▶ [Material provided]:
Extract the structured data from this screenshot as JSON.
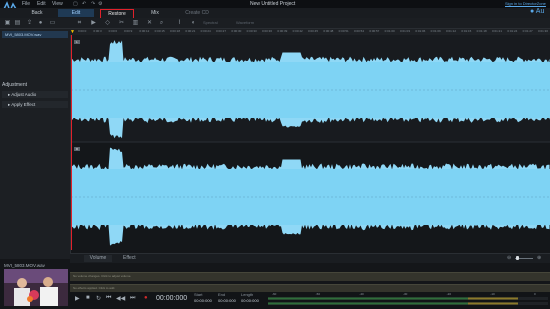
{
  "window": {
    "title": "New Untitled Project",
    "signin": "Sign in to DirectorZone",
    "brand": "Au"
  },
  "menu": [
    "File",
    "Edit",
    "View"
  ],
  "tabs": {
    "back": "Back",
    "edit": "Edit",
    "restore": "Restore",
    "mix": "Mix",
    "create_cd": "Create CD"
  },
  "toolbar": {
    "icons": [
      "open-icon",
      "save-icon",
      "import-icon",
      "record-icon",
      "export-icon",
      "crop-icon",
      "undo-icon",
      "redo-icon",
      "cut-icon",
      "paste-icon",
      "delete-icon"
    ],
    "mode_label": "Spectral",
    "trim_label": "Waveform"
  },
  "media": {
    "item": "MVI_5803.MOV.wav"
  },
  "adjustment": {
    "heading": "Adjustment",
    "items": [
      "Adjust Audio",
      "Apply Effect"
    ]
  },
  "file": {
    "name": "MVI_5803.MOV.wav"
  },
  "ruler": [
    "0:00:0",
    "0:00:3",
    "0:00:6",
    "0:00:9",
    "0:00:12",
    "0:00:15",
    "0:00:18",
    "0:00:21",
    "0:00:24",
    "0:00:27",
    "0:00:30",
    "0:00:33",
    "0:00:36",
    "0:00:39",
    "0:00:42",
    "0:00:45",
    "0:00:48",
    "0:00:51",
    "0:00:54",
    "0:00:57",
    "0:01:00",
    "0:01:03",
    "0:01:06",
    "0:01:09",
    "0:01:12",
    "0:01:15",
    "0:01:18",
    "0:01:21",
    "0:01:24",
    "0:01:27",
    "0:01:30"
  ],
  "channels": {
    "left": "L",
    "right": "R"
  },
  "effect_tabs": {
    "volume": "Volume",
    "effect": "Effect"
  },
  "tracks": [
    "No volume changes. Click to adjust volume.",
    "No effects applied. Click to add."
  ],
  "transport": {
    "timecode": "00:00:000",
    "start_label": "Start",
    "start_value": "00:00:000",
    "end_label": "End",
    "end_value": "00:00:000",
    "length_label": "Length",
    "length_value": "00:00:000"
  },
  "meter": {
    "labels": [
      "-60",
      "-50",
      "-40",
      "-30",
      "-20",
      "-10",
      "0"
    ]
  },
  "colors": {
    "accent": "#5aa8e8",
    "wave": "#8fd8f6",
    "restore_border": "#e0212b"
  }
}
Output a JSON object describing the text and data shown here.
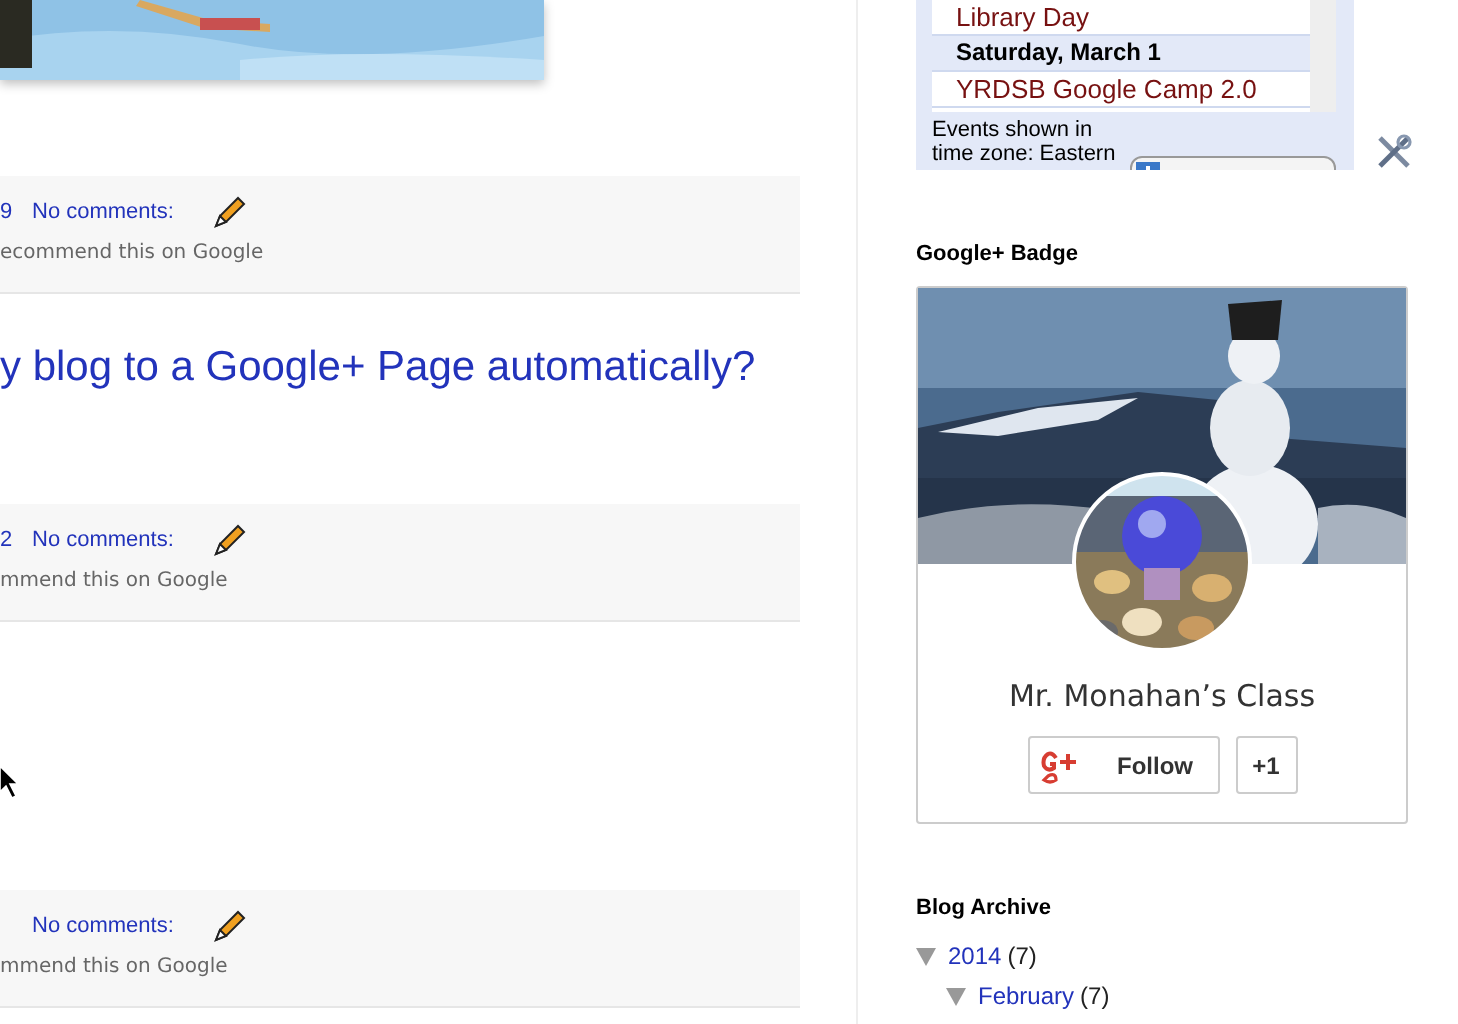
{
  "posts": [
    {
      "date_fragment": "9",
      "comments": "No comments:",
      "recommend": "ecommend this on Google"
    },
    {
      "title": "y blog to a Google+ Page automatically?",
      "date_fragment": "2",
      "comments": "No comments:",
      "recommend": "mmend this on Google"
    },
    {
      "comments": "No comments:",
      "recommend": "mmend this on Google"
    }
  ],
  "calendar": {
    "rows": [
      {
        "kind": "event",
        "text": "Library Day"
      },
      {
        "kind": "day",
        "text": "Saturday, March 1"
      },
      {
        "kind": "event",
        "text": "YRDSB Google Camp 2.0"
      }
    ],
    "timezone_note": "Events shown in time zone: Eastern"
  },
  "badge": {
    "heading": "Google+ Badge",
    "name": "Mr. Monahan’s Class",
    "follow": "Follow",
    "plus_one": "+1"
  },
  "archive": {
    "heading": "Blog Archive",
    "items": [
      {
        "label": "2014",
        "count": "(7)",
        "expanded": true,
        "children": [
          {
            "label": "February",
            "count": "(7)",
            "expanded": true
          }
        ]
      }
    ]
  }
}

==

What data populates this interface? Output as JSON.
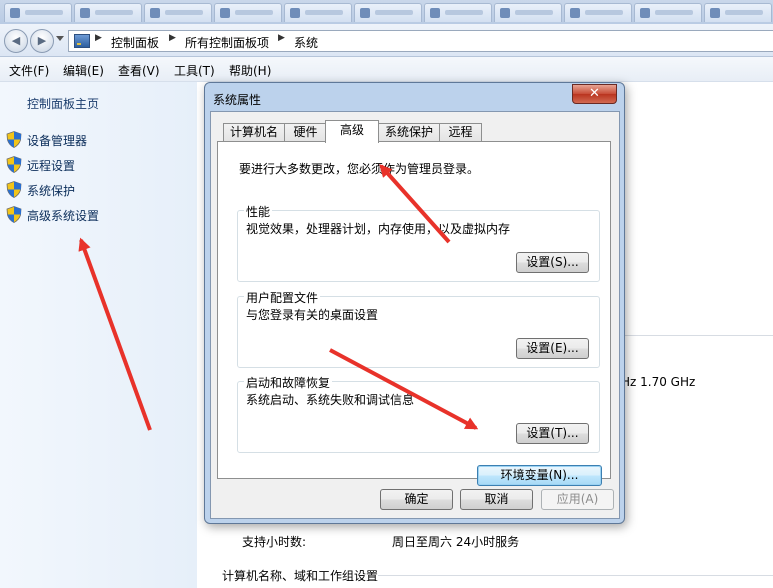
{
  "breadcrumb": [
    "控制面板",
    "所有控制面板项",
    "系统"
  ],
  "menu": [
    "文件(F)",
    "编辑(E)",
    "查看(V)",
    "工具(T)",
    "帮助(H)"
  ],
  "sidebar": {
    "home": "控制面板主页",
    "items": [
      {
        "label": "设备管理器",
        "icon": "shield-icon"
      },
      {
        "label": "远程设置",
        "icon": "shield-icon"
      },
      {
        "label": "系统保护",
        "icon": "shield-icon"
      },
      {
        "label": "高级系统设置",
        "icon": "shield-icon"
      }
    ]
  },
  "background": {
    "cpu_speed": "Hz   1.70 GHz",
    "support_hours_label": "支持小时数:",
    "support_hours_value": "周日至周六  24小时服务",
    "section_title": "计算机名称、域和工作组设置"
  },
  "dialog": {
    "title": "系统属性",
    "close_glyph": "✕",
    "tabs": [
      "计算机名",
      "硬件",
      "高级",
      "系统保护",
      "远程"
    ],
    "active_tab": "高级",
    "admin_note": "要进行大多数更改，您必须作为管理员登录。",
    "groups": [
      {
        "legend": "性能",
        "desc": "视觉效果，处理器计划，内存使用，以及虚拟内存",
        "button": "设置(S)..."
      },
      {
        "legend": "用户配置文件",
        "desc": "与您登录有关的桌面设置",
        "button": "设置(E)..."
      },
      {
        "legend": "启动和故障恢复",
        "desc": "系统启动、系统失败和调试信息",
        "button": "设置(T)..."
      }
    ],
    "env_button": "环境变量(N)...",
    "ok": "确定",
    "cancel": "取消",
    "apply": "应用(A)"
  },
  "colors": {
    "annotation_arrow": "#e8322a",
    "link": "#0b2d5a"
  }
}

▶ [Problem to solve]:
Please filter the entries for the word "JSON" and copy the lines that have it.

▶ [Exercise solution]:
Extract the structured data from this screenshot as JSON.
Output a JSON object describing the text and data shown here.
What data populates this interface? Output as JSON.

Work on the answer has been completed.